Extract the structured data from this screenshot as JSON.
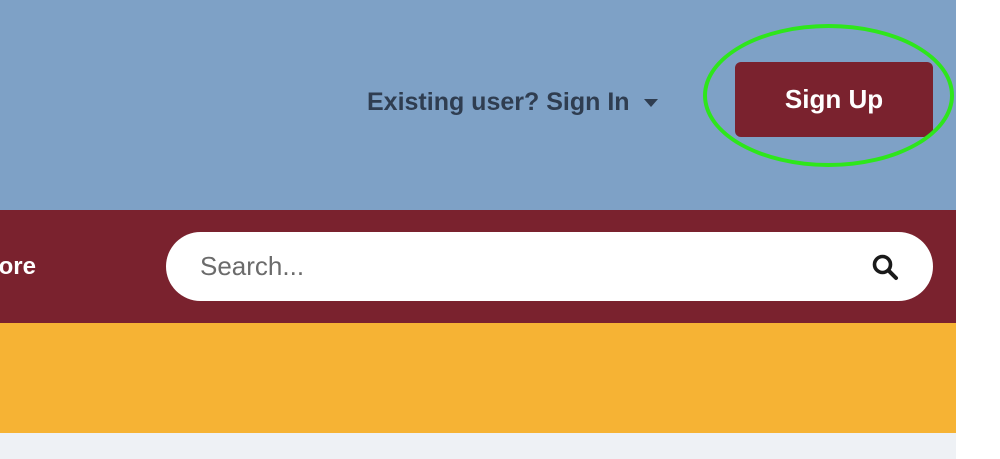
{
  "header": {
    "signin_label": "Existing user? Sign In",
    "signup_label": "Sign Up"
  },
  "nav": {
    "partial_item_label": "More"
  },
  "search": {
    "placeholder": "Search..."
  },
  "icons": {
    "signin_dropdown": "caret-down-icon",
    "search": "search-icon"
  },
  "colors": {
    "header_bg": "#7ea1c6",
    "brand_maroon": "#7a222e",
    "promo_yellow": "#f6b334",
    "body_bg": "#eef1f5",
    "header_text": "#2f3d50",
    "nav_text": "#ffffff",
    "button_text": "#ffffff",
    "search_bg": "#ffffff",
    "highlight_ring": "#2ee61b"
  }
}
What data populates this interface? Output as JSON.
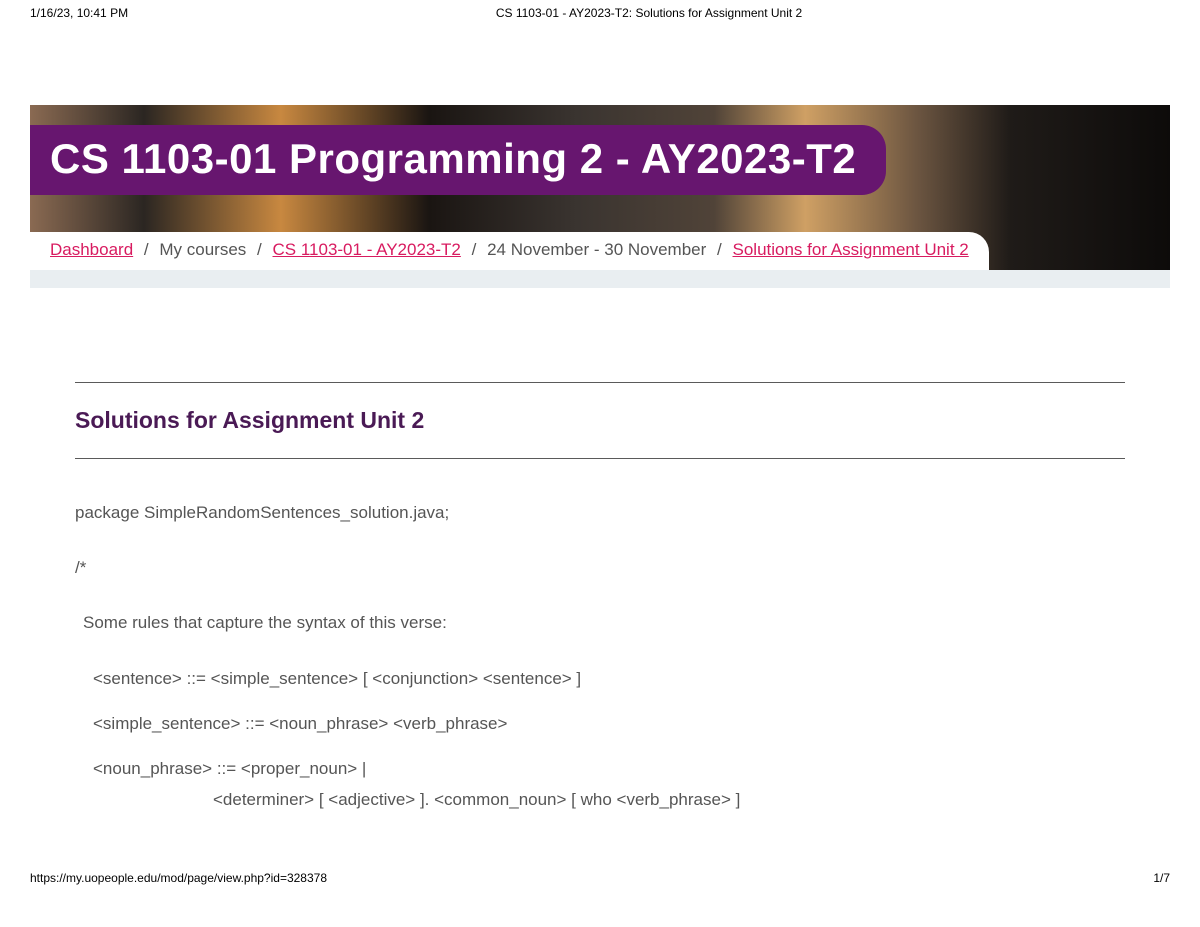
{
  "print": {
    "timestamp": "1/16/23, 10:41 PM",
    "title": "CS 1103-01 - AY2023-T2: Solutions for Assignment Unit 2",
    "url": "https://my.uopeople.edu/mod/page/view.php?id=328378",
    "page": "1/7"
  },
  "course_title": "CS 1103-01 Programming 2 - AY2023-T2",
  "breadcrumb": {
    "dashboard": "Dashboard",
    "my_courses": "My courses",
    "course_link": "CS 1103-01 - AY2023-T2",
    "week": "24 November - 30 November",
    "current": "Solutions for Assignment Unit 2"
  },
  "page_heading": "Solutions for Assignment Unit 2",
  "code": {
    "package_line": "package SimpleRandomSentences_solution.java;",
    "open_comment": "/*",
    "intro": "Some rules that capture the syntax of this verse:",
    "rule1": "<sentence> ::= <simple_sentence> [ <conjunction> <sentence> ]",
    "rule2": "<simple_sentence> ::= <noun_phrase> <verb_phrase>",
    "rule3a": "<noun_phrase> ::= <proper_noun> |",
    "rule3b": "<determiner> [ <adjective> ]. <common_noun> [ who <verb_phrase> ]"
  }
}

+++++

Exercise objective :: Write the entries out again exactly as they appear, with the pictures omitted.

Result of the task ::
Extract the structured data from this screenshot as JSON.
{
  "header": {
    "signin_label": "Existing user? Sign In",
    "signup_label": "Sign Up"
  },
  "nav": {
    "partial_item_label": "More"
  },
  "search": {
    "placeholder": "Search..."
  },
  "icons": {
    "signin_dropdown": "caret-down-icon",
    "search": "search-icon"
  },
  "colors": {
    "header_bg": "#7ea1c6",
    "brand_maroon": "#7a222e",
    "promo_yellow": "#f6b334",
    "body_bg": "#eef1f5",
    "header_text": "#2f3d50",
    "nav_text": "#ffffff",
    "button_text": "#ffffff",
    "search_bg": "#ffffff",
    "highlight_ring": "#2ee61b"
  }
}
What data populates this interface? Output as JSON.
{
  "print": {
    "timestamp": "1/16/23, 10:41 PM",
    "title": "CS 1103-01 - AY2023-T2: Solutions for Assignment Unit 2",
    "url": "https://my.uopeople.edu/mod/page/view.php?id=328378",
    "page": "1/7"
  },
  "course_title": "CS 1103-01 Programming 2 - AY2023-T2",
  "breadcrumb": {
    "dashboard": "Dashboard",
    "my_courses": "My courses",
    "course_link": "CS 1103-01 - AY2023-T2",
    "week": "24 November - 30 November",
    "current": "Solutions for Assignment Unit 2"
  },
  "page_heading": "Solutions for Assignment Unit 2",
  "code": {
    "package_line": "package SimpleRandomSentences_solution.java;",
    "open_comment": "/*",
    "intro": "Some rules that capture the syntax of this verse:",
    "rule1": "<sentence> ::= <simple_sentence> [ <conjunction> <sentence> ]",
    "rule2": "<simple_sentence> ::= <noun_phrase> <verb_phrase>",
    "rule3a": "<noun_phrase> ::= <proper_noun> |",
    "rule3b": "<determiner> [ <adjective> ]. <common_noun> [ who <verb_phrase> ]"
  }
}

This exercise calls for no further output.